▶ **Exercise description**: For this exercise, copy the records below exactly and exclude every image.

▶ **Given entries**:

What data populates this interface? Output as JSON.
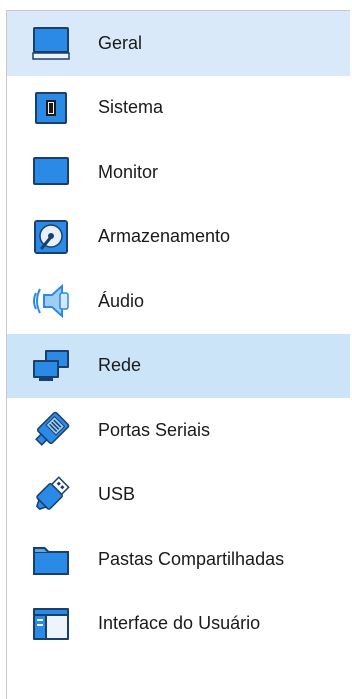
{
  "settings_nav": {
    "selected_index": 0,
    "hovered_index": 5,
    "items": [
      {
        "label": "Geral",
        "icon": "computer-icon"
      },
      {
        "label": "Sistema",
        "icon": "chip-icon"
      },
      {
        "label": "Monitor",
        "icon": "monitor-icon"
      },
      {
        "label": "Armazenamento",
        "icon": "storage-icon"
      },
      {
        "label": "Áudio",
        "icon": "speaker-icon"
      },
      {
        "label": "Rede",
        "icon": "network-icon"
      },
      {
        "label": "Portas Seriais",
        "icon": "serial-port-icon"
      },
      {
        "label": "USB",
        "icon": "usb-icon"
      },
      {
        "label": "Pastas Compartilhadas",
        "icon": "shared-folder-icon"
      },
      {
        "label": "Interface do Usuário",
        "icon": "user-interface-icon"
      }
    ]
  },
  "colors": {
    "selected_bg": "#d9e9f9",
    "hover_bg": "#cce4f7",
    "icon_blue": "#1f7fd8",
    "icon_dark": "#1b3f6b"
  }
}
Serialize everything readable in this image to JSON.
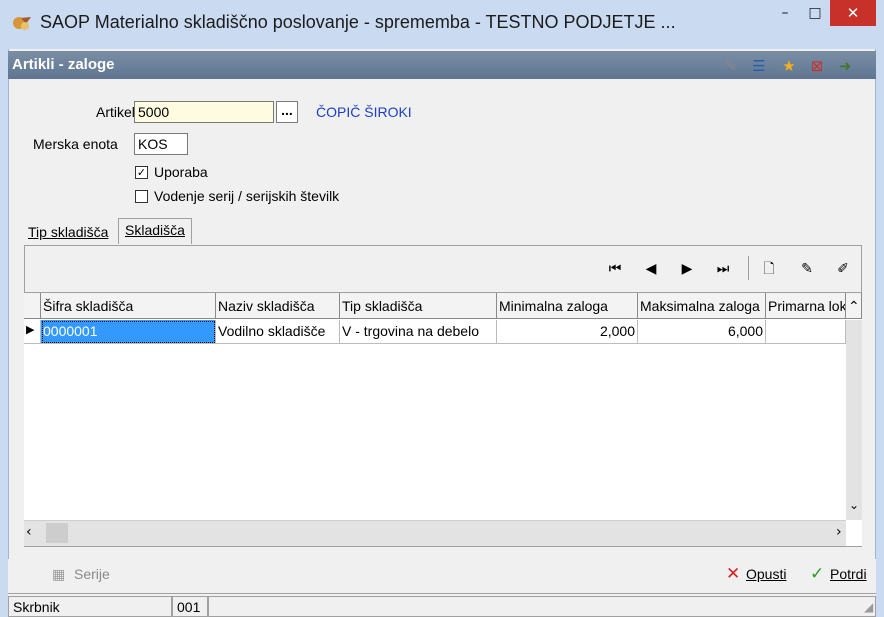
{
  "window": {
    "title": "SAOP Materialno skladiščno poslovanje - sprememba - TESTNO PODJETJE ...",
    "minimize": "–",
    "maximize": "□",
    "close": "✕"
  },
  "form": {
    "title": "Artikli - zaloge"
  },
  "fields": {
    "artikel_label": "Artikel",
    "artikel_value": "5000",
    "browse_label": "...",
    "artikel_name": "ČOPIČ ŠIROKI",
    "merska_label": "Merska enota",
    "merska_value": "KOS",
    "uporaba_label": "Uporaba",
    "uporaba_checked": "✓",
    "serije_label": "Vodenje serij / serijskih številk"
  },
  "tabs": [
    {
      "label": "Tip skladišča"
    },
    {
      "label": "Skladišča"
    }
  ],
  "grid": {
    "columns": [
      "Šifra skladišča",
      "Naziv skladišča",
      "Tip skladišča",
      "Minimalna zaloga",
      "Maksimalna zaloga",
      "Primarna loka"
    ],
    "rows": [
      [
        "0000001",
        "Vodilno skladišče",
        "V - trgovina na debelo",
        "2,000",
        "6,000",
        ""
      ]
    ]
  },
  "footer": {
    "serije": "Serije",
    "opusti": "Opusti",
    "potrdi": "Potrdi"
  },
  "status": {
    "user": "Skrbnik",
    "code": "001"
  }
}
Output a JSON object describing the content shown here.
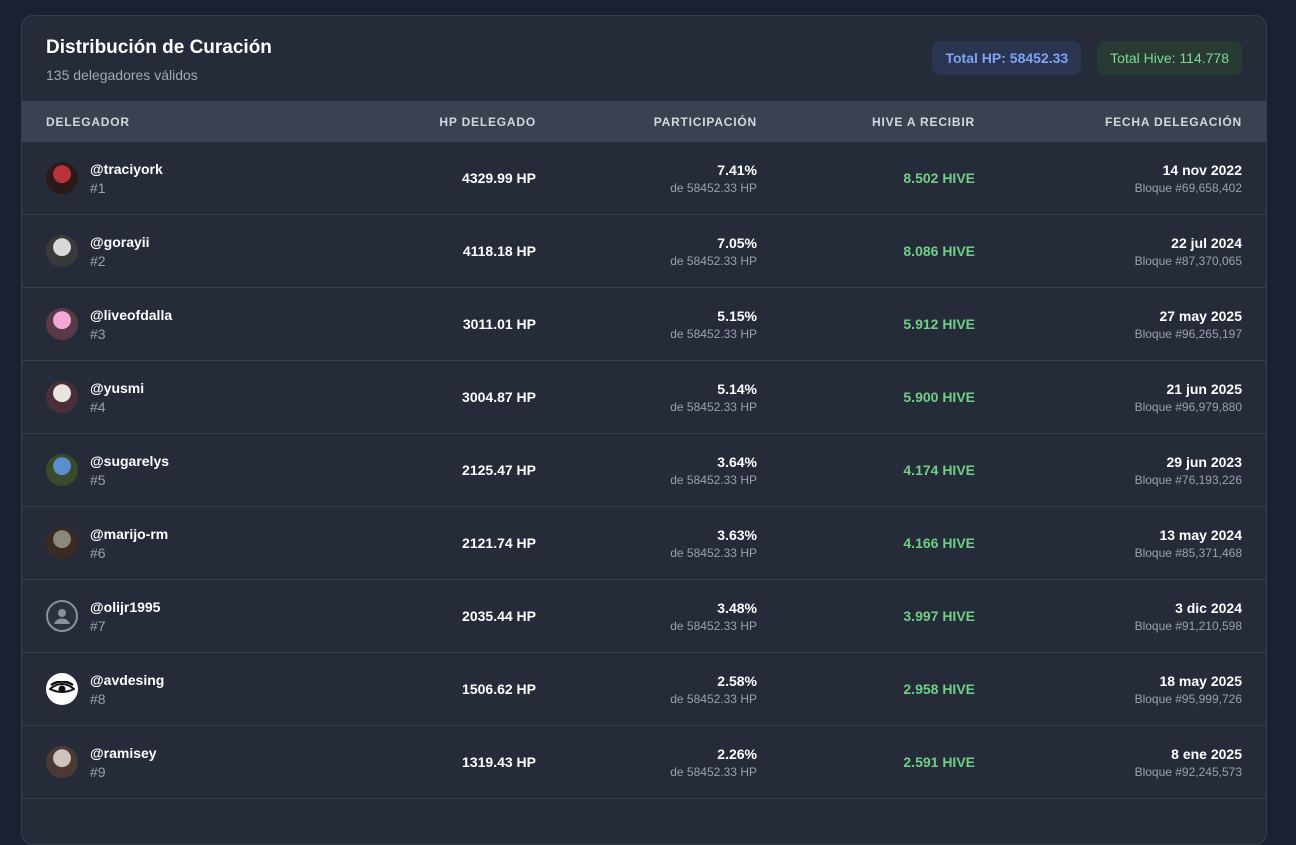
{
  "header": {
    "title": "Distribución de Curación",
    "subtitle": "135 delegadores válidos",
    "total_hp": "Total HP: 58452.33",
    "total_hive": "Total Hive: 114.778"
  },
  "columns": [
    "DELEGADOR",
    "HP DELEGADO",
    "PARTICIPACIÓN",
    "HIVE A RECIBIR",
    "FECHA DELEGACIÓN"
  ],
  "rows": [
    {
      "user": "@traciyork",
      "rank": "#1",
      "hp": "4329.99 HP",
      "pct": "7.41%",
      "pct_sub": "de 58452.33 HP",
      "hive": "8.502 HIVE",
      "date": "14 nov 2022",
      "block": "Bloque #69,658,402",
      "avatar_colors": [
        "#b8323a",
        "#2a1a1a"
      ]
    },
    {
      "user": "@gorayii",
      "rank": "#2",
      "hp": "4118.18 HP",
      "pct": "7.05%",
      "pct_sub": "de 58452.33 HP",
      "hive": "8.086 HIVE",
      "date": "22 jul 2024",
      "block": "Bloque #87,370,065",
      "avatar_colors": [
        "#d8d8d8",
        "#3a3a3a"
      ]
    },
    {
      "user": "@liveofdalla",
      "rank": "#3",
      "hp": "3011.01 HP",
      "pct": "5.15%",
      "pct_sub": "de 58452.33 HP",
      "hive": "5.912 HIVE",
      "date": "27 may 2025",
      "block": "Bloque #96,265,197",
      "avatar_colors": [
        "#f2a9d6",
        "#5a3a46"
      ]
    },
    {
      "user": "@yusmi",
      "rank": "#4",
      "hp": "3004.87 HP",
      "pct": "5.14%",
      "pct_sub": "de 58452.33 HP",
      "hive": "5.900 HIVE",
      "date": "21 jun 2025",
      "block": "Bloque #96,979,880",
      "avatar_colors": [
        "#e9e4e2",
        "#4a2f3a"
      ]
    },
    {
      "user": "@sugarelys",
      "rank": "#5",
      "hp": "2125.47 HP",
      "pct": "3.64%",
      "pct_sub": "de 58452.33 HP",
      "hive": "4.174 HIVE",
      "date": "29 jun 2023",
      "block": "Bloque #76,193,226",
      "avatar_colors": [
        "#5a8fcf",
        "#3b4a2a"
      ]
    },
    {
      "user": "@marijo-rm",
      "rank": "#6",
      "hp": "2121.74 HP",
      "pct": "3.63%",
      "pct_sub": "de 58452.33 HP",
      "hive": "4.166 HIVE",
      "date": "13 may 2024",
      "block": "Bloque #85,371,468",
      "avatar_colors": [
        "#8a8a7a",
        "#3a2a22"
      ]
    },
    {
      "user": "@olijr1995",
      "rank": "#7",
      "hp": "2035.44 HP",
      "pct": "3.48%",
      "pct_sub": "de 58452.33 HP",
      "hive": "3.997 HIVE",
      "date": "3 dic 2024",
      "block": "Bloque #91,210,598",
      "avatar_colors": [
        "#2b313d",
        "#8b919c"
      ]
    },
    {
      "user": "@avdesing",
      "rank": "#8",
      "hp": "1506.62 HP",
      "pct": "2.58%",
      "pct_sub": "de 58452.33 HP",
      "hive": "2.958 HIVE",
      "date": "18 may 2025",
      "block": "Bloque #95,999,726",
      "avatar_colors": [
        "#ffffff",
        "#111111"
      ]
    },
    {
      "user": "@ramisey",
      "rank": "#9",
      "hp": "1319.43 HP",
      "pct": "2.26%",
      "pct_sub": "de 58452.33 HP",
      "hive": "2.591 HIVE",
      "date": "8 ene 2025",
      "block": "Bloque #92,245,573",
      "avatar_colors": [
        "#cfc3bd",
        "#4a3a34"
      ]
    }
  ]
}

▶ **Reply to the task**:
What data populates this interface? Output as JSON.
{
  "settings_nav": {
    "selected_index": 0,
    "hovered_index": 5,
    "items": [
      {
        "label": "Geral",
        "icon": "computer-icon"
      },
      {
        "label": "Sistema",
        "icon": "chip-icon"
      },
      {
        "label": "Monitor",
        "icon": "monitor-icon"
      },
      {
        "label": "Armazenamento",
        "icon": "storage-icon"
      },
      {
        "label": "Áudio",
        "icon": "speaker-icon"
      },
      {
        "label": "Rede",
        "icon": "network-icon"
      },
      {
        "label": "Portas Seriais",
        "icon": "serial-port-icon"
      },
      {
        "label": "USB",
        "icon": "usb-icon"
      },
      {
        "label": "Pastas Compartilhadas",
        "icon": "shared-folder-icon"
      },
      {
        "label": "Interface do Usuário",
        "icon": "user-interface-icon"
      }
    ]
  },
  "colors": {
    "selected_bg": "#d9e9f9",
    "hover_bg": "#cce4f7",
    "icon_blue": "#1f7fd8",
    "icon_dark": "#1b3f6b"
  }
}
Serialize everything readable in this image to JSON.
{
  "window": {
    "title": "SAOP Materialno skladiščno poslovanje - sprememba - TESTNO PODJETJE ...",
    "minimize": "–",
    "maximize": "□",
    "close": "✕"
  },
  "form": {
    "title": "Artikli - zaloge"
  },
  "fields": {
    "artikel_label": "Artikel",
    "artikel_value": "5000",
    "browse_label": "...",
    "artikel_name": "ČOPIČ ŠIROKI",
    "merska_label": "Merska enota",
    "merska_value": "KOS",
    "uporaba_label": "Uporaba",
    "uporaba_checked": "✓",
    "serije_label": "Vodenje serij / serijskih številk"
  },
  "tabs": [
    {
      "label": "Tip skladišča"
    },
    {
      "label": "Skladišča"
    }
  ],
  "grid": {
    "columns": [
      "Šifra skladišča",
      "Naziv skladišča",
      "Tip skladišča",
      "Minimalna zaloga",
      "Maksimalna zaloga",
      "Primarna loka"
    ],
    "rows": [
      [
        "0000001",
        "Vodilno skladišče",
        "V - trgovina na debelo",
        "2,000",
        "6,000",
        ""
      ]
    ]
  },
  "footer": {
    "serije": "Serije",
    "opusti": "Opusti",
    "potrdi": "Potrdi"
  },
  "status": {
    "user": "Skrbnik",
    "code": "001"
  }
}
Output a JSON object describing the content shown here.
{
  "header": {
    "title": "Distribución de Curación",
    "subtitle": "135 delegadores válidos",
    "total_hp": "Total HP: 58452.33",
    "total_hive": "Total Hive: 114.778"
  },
  "columns": [
    "DELEGADOR",
    "HP DELEGADO",
    "PARTICIPACIÓN",
    "HIVE A RECIBIR",
    "FECHA DELEGACIÓN"
  ],
  "rows": [
    {
      "user": "@traciyork",
      "rank": "#1",
      "hp": "4329.99 HP",
      "pct": "7.41%",
      "pct_sub": "de 58452.33 HP",
      "hive": "8.502 HIVE",
      "date": "14 nov 2022",
      "block": "Bloque #69,658,402",
      "avatar_colors": [
        "#b8323a",
        "#2a1a1a"
      ]
    },
    {
      "user": "@gorayii",
      "rank": "#2",
      "hp": "4118.18 HP",
      "pct": "7.05%",
      "pct_sub": "de 58452.33 HP",
      "hive": "8.086 HIVE",
      "date": "22 jul 2024",
      "block": "Bloque #87,370,065",
      "avatar_colors": [
        "#d8d8d8",
        "#3a3a3a"
      ]
    },
    {
      "user": "@liveofdalla",
      "rank": "#3",
      "hp": "3011.01 HP",
      "pct": "5.15%",
      "pct_sub": "de 58452.33 HP",
      "hive": "5.912 HIVE",
      "date": "27 may 2025",
      "block": "Bloque #96,265,197",
      "avatar_colors": [
        "#f2a9d6",
        "#5a3a46"
      ]
    },
    {
      "user": "@yusmi",
      "rank": "#4",
      "hp": "3004.87 HP",
      "pct": "5.14%",
      "pct_sub": "de 58452.33 HP",
      "hive": "5.900 HIVE",
      "date": "21 jun 2025",
      "block": "Bloque #96,979,880",
      "avatar_colors": [
        "#e9e4e2",
        "#4a2f3a"
      ]
    },
    {
      "user": "@sugarelys",
      "rank": "#5",
      "hp": "2125.47 HP",
      "pct": "3.64%",
      "pct_sub": "de 58452.33 HP",
      "hive": "4.174 HIVE",
      "date": "29 jun 2023",
      "block": "Bloque #76,193,226",
      "avatar_colors": [
        "#5a8fcf",
        "#3b4a2a"
      ]
    },
    {
      "user": "@marijo-rm",
      "rank": "#6",
      "hp": "2121.74 HP",
      "pct": "3.63%",
      "pct_sub": "de 58452.33 HP",
      "hive": "4.166 HIVE",
      "date": "13 may 2024",
      "block": "Bloque #85,371,468",
      "avatar_colors": [
        "#8a8a7a",
        "#3a2a22"
      ]
    },
    {
      "user": "@olijr1995",
      "rank": "#7",
      "hp": "2035.44 HP",
      "pct": "3.48%",
      "pct_sub": "de 58452.33 HP",
      "hive": "3.997 HIVE",
      "date": "3 dic 2024",
      "block": "Bloque #91,210,598",
      "avatar_colors": [
        "#2b313d",
        "#8b919c"
      ]
    },
    {
      "user": "@avdesing",
      "rank": "#8",
      "hp": "1506.62 HP",
      "pct": "2.58%",
      "pct_sub": "de 58452.33 HP",
      "hive": "2.958 HIVE",
      "date": "18 may 2025",
      "block": "Bloque #95,999,726",
      "avatar_colors": [
        "#ffffff",
        "#111111"
      ]
    },
    {
      "user": "@ramisey",
      "rank": "#9",
      "hp": "1319.43 HP",
      "pct": "2.26%",
      "pct_sub": "de 58452.33 HP",
      "hive": "2.591 HIVE",
      "date": "8 ene 2025",
      "block": "Bloque #92,245,573",
      "avatar_colors": [
        "#cfc3bd",
        "#4a3a34"
      ]
    }
  ]
}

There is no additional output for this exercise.